The Peat Project

Bruichladdich: Port Charlotte: Peat Project (Scottish Islay Single Malt Whisky: No age Statement: 46% ABV)

Visual: Very light barley grain.

Viscosity: Quite thick fast streaks.

Nose: Dried beef slices. Peat. Barley. Honey. Sea salt wet rocks. Sulphur.

Body: Smooth. Light lime. Peat. Wet bogs and seaweed. Honey. Barley cakes. Toffee. Salt. Water adds sweeter custard and vanilla to the peat and lime.

Finish: Smoke. Broth. Lime sorbet. Toffee. Water makes smoke over vanilla toffee. Malt chocolate. Dry at the end.

Conclusion: Peaty whisky is rarely this smooth, nor this fruity. From the moment you see the very clear spirit you know something is going to be different here, then when the first light touch on the tongue doesn’t hint at the peat, instead giving lime in a sorbet fashion playing there. Soon enough though the peat and smoke rises within and gives it its namesake.

This is so very unusual, that sharp citrus and never truly medicinal despite the peat and island salt rocks brought in amongst beef broth flavours. There is a lightness of character that belies the dryness that peat can often bring. This is whisky that feels deceptive in the turns it takes, keeping you on your toes for what is coming next. It is a whisky where you can appreciate it best if you come to it already loving the range of whisky that exist, as it runs the gamut, light and sweet early on, then heavily peaty, then drying. It really works the range, never really committing to a cause or style.

By the end of the whisky you finally get those starting elements of the medicinal nature coming to the fore, though as said, it never fully commits. It is an interesting whisky, it never reaches the heights of flavour of the more dedicated Islay style whiskies like the amazing Laguvulin, but instead takes you on a much wider journey. Very enjoyable.

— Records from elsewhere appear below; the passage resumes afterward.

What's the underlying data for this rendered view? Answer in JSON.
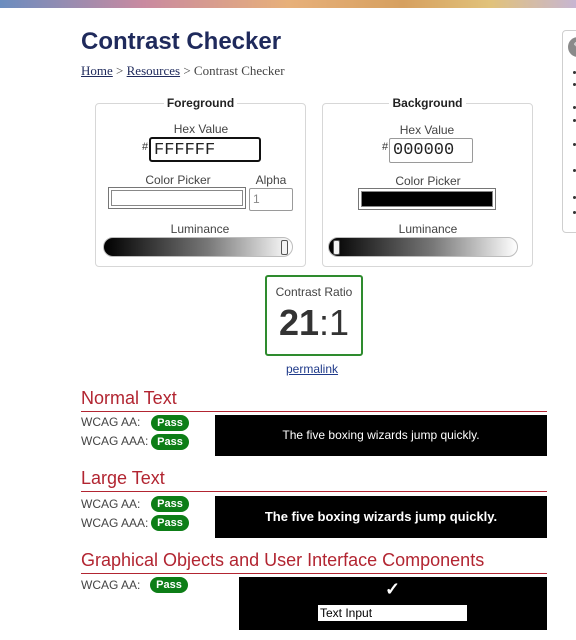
{
  "header": {
    "title": "Contrast Checker",
    "breadcrumb": {
      "home": "Home",
      "sep1": " > ",
      "resources": "Resources",
      "sep2": " > ",
      "current": "Contrast Checker"
    }
  },
  "foreground": {
    "legend": "Foreground",
    "hex_label": "Hex Value",
    "hash": "#",
    "hex_value": "FFFFFF",
    "color_picker_label": "Color Picker",
    "alpha_label": "Alpha",
    "alpha_placeholder": "1",
    "luminance_label": "Luminance",
    "swatch_color": "#ffffff",
    "luminance_level": 1.0
  },
  "background": {
    "legend": "Background",
    "hex_label": "Hex Value",
    "hash": "#",
    "hex_value": "000000",
    "color_picker_label": "Color Picker",
    "luminance_label": "Luminance",
    "swatch_color": "#000000",
    "luminance_level": 0.0
  },
  "ratio": {
    "label": "Contrast Ratio",
    "major": "21",
    "minor": ":1",
    "permalink": "permalink"
  },
  "normal_text": {
    "heading": "Normal Text",
    "aa_label": "WCAG AA:",
    "aa_result": "Pass",
    "aaa_label": "WCAG AAA:",
    "aaa_result": "Pass",
    "sample": "The five boxing wizards jump quickly."
  },
  "large_text": {
    "heading": "Large Text",
    "aa_label": "WCAG AA:",
    "aa_result": "Pass",
    "aaa_label": "WCAG AAA:",
    "aaa_result": "Pass",
    "sample": "The five boxing wizards jump quickly."
  },
  "graphical": {
    "heading": "Graphical Objects and User Interface Components",
    "aa_label": "WCAG AA:",
    "aa_result": "Pass",
    "check": "✓",
    "input_text": "Text Input"
  },
  "colors": {
    "accent_red": "#b22531",
    "pass_green": "#0d7e17",
    "title_navy": "#1f2a5c"
  }
}
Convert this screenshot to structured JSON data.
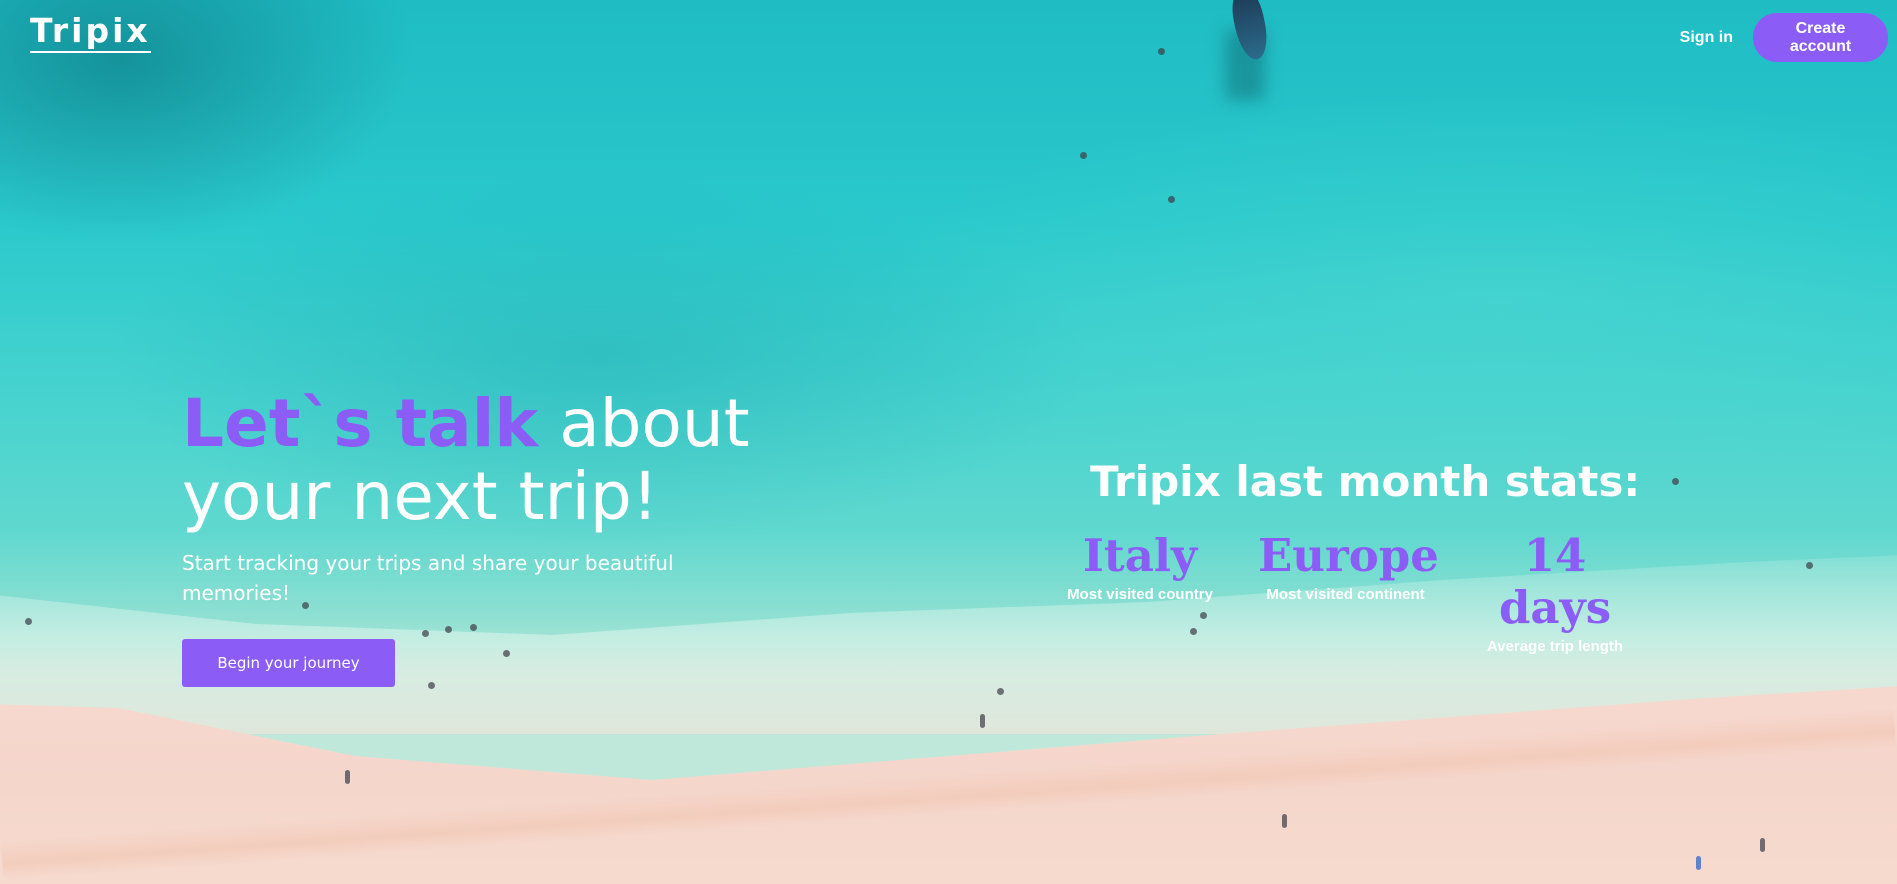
{
  "header": {
    "logo": "Tripix",
    "sign_in": "Sign in",
    "create_account": "Create account"
  },
  "hero": {
    "title_accent": "Let`s talk",
    "title_rest_line1": " about",
    "title_line2": "your next trip!",
    "subtitle": "Start tracking your trips and share your beautiful memories!",
    "cta_label": "Begin your journey"
  },
  "stats": {
    "title": "Tripix last month stats:",
    "items": [
      {
        "value": "Italy",
        "label": "Most visited country"
      },
      {
        "value": "Europe",
        "label": "Most visited continent"
      },
      {
        "value": "14 days",
        "label": "Average trip length"
      }
    ]
  },
  "colors": {
    "accent": "#8b5cf6",
    "text": "#ffffff",
    "water": "#2ac9cc",
    "sand": "#f5d6cb"
  }
}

Background: Port Charlotte, the other Bruichladdich. This time apparently an attempt to discover what the old days peated Bruichladdich would have tasted like. Now I’ve tried Octomore which is what if Bruichladdich was insanely peated, and I enjoyed that, so when I saw this in Brewdog Bristol I decided to give it a try. Yes Brewdog Bristol again, leave me alone.